Your task is to filter the entries and copy every line containing the string "story".

== DATA SHOWN

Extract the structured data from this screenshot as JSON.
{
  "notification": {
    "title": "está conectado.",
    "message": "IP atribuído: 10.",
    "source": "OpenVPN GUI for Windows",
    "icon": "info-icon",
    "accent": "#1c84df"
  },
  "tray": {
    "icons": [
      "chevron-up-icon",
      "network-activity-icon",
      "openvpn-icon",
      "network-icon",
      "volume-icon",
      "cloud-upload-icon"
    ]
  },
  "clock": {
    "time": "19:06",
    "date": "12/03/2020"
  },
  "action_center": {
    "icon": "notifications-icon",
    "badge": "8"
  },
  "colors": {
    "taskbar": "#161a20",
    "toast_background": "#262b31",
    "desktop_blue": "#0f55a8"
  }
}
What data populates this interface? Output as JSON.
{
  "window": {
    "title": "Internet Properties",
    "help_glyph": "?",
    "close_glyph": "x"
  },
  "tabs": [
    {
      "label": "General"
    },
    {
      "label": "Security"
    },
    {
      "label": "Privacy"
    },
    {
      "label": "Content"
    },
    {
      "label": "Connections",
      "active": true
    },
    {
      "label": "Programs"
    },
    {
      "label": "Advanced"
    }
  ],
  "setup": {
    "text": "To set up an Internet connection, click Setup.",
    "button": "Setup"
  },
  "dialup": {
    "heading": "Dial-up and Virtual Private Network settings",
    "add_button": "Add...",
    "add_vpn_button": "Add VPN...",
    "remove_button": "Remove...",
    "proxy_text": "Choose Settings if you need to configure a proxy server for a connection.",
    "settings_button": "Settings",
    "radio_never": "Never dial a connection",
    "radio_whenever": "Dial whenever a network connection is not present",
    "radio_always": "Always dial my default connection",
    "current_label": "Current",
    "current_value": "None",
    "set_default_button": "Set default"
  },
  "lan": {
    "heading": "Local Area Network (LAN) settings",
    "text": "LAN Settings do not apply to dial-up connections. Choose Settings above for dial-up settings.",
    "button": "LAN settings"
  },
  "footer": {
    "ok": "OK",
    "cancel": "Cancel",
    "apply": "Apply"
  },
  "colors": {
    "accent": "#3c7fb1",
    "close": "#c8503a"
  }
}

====
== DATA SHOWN

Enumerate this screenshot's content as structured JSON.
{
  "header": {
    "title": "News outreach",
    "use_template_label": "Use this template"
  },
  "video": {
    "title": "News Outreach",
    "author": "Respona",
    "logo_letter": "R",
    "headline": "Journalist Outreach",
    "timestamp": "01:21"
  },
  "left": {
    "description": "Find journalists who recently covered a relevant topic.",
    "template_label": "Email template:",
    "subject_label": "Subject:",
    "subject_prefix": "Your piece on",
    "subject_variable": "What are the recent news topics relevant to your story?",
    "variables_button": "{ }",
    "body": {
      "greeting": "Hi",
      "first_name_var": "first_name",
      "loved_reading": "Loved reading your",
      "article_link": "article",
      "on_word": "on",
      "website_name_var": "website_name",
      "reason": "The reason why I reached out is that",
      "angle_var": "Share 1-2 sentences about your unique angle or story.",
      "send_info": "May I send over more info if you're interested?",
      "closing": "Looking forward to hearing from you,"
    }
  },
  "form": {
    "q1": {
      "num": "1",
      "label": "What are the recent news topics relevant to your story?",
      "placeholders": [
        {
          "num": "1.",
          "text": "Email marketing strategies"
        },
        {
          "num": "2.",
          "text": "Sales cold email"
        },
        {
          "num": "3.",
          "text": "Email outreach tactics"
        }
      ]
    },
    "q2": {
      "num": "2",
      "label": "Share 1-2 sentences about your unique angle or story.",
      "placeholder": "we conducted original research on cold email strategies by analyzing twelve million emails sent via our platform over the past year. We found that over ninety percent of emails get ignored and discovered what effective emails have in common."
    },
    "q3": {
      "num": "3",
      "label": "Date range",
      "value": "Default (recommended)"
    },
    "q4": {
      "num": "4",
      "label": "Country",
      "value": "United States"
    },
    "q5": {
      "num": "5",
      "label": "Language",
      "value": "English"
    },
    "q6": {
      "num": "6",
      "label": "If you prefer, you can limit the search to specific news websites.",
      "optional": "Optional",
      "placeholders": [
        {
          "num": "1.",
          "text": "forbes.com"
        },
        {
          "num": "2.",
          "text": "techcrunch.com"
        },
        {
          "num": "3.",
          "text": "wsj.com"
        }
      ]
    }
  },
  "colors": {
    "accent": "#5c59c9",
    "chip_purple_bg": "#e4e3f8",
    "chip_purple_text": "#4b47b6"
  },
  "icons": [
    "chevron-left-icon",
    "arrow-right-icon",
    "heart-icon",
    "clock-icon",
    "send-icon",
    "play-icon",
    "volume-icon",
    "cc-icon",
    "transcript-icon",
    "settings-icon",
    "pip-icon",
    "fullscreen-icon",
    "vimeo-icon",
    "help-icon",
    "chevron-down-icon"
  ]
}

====
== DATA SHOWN

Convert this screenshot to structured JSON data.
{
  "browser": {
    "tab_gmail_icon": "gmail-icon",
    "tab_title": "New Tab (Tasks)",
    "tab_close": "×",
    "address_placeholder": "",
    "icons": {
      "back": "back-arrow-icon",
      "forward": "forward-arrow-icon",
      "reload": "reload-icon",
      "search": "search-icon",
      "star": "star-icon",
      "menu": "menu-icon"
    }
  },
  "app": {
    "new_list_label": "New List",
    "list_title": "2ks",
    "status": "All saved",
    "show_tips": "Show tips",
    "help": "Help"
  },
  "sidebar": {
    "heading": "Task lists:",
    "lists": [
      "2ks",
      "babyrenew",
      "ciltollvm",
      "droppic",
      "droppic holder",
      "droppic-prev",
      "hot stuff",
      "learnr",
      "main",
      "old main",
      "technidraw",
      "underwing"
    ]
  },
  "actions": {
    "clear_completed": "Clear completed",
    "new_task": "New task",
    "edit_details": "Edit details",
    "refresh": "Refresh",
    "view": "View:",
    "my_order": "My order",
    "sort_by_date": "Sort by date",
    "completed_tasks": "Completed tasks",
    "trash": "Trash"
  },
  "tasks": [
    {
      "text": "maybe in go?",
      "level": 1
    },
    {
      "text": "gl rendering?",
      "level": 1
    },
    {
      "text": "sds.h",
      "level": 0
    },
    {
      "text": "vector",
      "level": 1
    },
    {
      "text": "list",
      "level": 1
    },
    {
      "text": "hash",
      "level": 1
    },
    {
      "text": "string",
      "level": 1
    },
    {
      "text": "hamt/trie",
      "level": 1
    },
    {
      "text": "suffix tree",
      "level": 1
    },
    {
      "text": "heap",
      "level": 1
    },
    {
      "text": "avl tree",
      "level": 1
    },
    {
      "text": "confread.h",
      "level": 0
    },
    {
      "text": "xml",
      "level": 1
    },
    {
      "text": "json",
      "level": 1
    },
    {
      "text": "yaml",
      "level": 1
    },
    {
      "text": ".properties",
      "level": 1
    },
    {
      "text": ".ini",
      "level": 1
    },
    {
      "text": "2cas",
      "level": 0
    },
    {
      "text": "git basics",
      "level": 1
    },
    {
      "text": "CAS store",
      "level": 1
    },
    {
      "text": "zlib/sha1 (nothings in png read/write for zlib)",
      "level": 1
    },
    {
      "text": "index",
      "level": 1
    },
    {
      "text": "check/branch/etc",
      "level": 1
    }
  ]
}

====

TASK SOLUTION:
    "subject_variable": "What are the recent news topics relevant to your story?",
      "angle_var": "Share 1-2 sentences about your unique angle or story.",
      "label": "What are the recent news topics relevant to your story?",
      "label": "Share 1-2 sentences about your unique angle or story.",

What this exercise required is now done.